In August 2018, a bill on sexual violence is brought before the French national assembly. The legal age of consent of 15 is voted into law. A clause bringing in statutory rape of a minor is voted down.
In April, the Pulitzer Prize winning author Junot Diaz publishes a searing essay in the New Yorker about his experiences as a victim of sexual assault at young age. He writes in his essay of the dreams he had in the years after the assault, saying they were often ‘so upsetting that I would bite my tongue, and the next morning I’d spit out blood into the bathroom sink’.
In May, writer Zizi Clemmons accuses Junot Diaz of ‘forcibly’ kissing her when she invited him to speak at a workshop. Other allegations follow, and the literary world is shaken by the controversy. Clemmons accuses Diaz’s agent Nicole Aragi of protecting her client to the detriment of women he has hurt.
Total print sales of Diaz’s books drop nearly 85% in the seven months after reports against him.
In 2019, the Dean of Humanities at Yale removes David Foster Wallace from her class reading list, citing stories of abuse perpetrated by him, among other reasons. She replaces her session on his work with a class on graphic novelist Alison Bechdel.
On 2 January 2020, leading French publishing director Vanessa Springora publishes her
memoir, Le Consentement. It details how Gabriel Matzneff seduced her when he was 50 and she 14. She recalls realising that she was one of many victims when reading his books, which she describes as being ‘populated by other 15-year-old Lolitas’.

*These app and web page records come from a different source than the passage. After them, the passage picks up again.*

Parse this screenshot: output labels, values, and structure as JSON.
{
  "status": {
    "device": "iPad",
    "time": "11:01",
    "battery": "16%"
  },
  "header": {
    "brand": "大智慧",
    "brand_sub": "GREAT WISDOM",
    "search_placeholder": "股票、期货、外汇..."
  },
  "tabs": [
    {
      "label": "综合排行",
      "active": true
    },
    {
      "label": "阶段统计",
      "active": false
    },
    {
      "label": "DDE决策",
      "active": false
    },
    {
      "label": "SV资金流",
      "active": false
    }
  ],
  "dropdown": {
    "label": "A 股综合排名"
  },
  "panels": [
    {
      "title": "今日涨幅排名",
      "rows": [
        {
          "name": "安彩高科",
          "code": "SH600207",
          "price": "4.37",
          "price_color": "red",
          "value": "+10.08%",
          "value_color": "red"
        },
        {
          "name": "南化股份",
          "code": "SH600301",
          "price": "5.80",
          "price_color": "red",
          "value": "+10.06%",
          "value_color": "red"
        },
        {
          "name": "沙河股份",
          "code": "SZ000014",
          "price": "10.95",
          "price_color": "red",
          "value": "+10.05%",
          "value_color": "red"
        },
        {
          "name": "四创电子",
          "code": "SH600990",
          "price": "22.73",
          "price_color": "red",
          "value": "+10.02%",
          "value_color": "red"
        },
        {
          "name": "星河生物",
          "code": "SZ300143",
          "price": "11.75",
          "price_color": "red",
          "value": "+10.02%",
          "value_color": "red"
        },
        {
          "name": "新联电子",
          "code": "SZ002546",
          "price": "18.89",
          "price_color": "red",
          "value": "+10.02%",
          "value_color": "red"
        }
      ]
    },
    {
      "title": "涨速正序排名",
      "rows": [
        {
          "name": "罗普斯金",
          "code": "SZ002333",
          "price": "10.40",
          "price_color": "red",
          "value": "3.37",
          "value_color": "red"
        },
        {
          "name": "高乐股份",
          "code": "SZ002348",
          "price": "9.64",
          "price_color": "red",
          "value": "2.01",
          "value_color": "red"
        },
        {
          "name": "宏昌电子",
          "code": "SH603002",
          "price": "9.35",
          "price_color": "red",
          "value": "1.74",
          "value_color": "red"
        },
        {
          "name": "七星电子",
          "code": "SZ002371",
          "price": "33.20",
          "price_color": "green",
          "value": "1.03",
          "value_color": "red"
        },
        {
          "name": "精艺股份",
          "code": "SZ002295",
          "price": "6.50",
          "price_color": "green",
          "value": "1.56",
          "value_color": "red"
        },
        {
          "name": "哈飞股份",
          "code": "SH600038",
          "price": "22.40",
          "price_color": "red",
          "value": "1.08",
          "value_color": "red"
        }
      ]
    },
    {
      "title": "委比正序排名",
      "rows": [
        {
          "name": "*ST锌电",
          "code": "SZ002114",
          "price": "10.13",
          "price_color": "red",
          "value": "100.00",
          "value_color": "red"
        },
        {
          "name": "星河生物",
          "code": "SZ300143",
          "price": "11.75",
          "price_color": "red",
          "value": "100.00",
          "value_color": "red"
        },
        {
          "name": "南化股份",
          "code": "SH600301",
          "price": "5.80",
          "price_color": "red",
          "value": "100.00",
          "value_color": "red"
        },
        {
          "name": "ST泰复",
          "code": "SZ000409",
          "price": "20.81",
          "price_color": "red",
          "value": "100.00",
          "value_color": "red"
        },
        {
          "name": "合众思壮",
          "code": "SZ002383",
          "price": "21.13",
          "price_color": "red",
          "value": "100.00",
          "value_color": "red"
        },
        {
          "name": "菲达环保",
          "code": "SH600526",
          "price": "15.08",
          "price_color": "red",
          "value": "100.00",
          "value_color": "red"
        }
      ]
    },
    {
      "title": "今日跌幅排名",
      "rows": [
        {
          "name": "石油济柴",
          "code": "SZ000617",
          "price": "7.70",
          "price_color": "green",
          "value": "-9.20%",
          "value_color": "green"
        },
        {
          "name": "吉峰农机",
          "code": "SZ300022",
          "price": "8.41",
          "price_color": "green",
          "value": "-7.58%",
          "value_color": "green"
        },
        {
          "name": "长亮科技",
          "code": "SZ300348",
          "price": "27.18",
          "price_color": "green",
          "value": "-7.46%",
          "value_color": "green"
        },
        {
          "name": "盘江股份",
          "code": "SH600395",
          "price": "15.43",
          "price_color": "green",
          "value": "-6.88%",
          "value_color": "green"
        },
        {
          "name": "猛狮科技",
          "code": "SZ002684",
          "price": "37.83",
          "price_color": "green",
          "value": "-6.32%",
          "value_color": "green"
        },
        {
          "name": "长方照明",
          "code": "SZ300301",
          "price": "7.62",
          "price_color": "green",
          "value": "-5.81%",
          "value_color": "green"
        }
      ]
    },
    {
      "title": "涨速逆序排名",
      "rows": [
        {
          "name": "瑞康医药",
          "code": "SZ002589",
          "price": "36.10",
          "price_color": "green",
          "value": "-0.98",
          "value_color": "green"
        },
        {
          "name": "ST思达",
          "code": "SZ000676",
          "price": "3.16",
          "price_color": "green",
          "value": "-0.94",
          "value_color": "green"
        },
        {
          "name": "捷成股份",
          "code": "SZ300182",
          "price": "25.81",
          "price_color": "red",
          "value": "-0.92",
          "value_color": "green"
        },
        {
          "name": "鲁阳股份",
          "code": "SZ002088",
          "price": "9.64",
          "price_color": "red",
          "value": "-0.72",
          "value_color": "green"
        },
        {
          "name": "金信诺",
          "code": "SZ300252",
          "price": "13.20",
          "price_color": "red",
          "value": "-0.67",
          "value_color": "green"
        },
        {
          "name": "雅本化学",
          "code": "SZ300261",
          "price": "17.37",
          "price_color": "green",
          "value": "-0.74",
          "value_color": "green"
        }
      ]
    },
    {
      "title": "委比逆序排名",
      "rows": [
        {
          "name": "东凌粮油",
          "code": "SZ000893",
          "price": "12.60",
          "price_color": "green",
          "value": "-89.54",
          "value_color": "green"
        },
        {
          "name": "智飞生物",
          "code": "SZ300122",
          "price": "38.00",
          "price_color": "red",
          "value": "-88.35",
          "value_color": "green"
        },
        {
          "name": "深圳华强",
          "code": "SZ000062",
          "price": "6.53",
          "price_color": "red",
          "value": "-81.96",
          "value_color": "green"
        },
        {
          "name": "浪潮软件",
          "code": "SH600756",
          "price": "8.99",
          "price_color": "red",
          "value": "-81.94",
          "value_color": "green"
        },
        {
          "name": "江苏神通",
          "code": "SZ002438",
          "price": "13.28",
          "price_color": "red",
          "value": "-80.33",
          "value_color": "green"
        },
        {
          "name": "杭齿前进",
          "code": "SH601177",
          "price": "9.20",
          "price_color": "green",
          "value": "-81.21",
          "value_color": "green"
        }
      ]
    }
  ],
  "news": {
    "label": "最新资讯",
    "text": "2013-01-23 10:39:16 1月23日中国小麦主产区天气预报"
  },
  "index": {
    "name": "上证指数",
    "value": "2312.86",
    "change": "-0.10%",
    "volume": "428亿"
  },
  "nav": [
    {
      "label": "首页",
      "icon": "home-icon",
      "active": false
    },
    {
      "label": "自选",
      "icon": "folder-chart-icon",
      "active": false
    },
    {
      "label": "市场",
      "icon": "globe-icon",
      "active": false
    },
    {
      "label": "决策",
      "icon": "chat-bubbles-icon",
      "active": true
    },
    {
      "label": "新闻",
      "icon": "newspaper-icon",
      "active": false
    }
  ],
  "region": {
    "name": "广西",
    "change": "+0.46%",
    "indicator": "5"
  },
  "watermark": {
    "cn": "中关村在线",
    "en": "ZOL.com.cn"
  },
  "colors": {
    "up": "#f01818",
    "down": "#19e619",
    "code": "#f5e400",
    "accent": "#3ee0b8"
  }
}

On 7 January, top French publishing house Gallimard announces that it is cancelling the publication of Matzneff’s latest work. His two other publishers drop him. The government withdraws the prestigious lifetime stipend it provides Matzneff. The Culture Ministry begins re-examining two state honours conferred on him in the 1990s.
On 15 January, Springora appears on French television programme, La Grande Librairie. The goal of her memoir, she says, is ‘to lock [Matzneff] up in a book, to catch him in his own trap, because that’s what he did to me and […] so many young girls’.
On 11 February 2020, a New York Times reporter tracks down Matzneff in a café he mentions in his books. He says he feels like ‘a dead man walking’. It is not an admission of wrongdoing: ‘Who are they to judge? These associations of the virtuous, how do they sleep, what do they do in bed, and who do they sleep with, and their secret, repressed desires?’
On 12 February 2020, Gabriel Matzneff is charged in a Paris court with promoting the sexual abuse of children. Matzneff, who has been hiding in the Italian Riviera, does not appear at court.
In September 2021, Matzneff’s trial will begin. While the statute of limitations is believed to have expired in the case involving Springora, Matzneff could face additional criminal charges for other sex acts with minors. Prosecutors are now actively searching for victims to come forward. The trial will also investigate the role of those who published his books and promoted his career, an implicit indictment of the elite that furthered Matzneff’s career and smothered the voices of those who dared to speak out.
Art by Hope Sutherland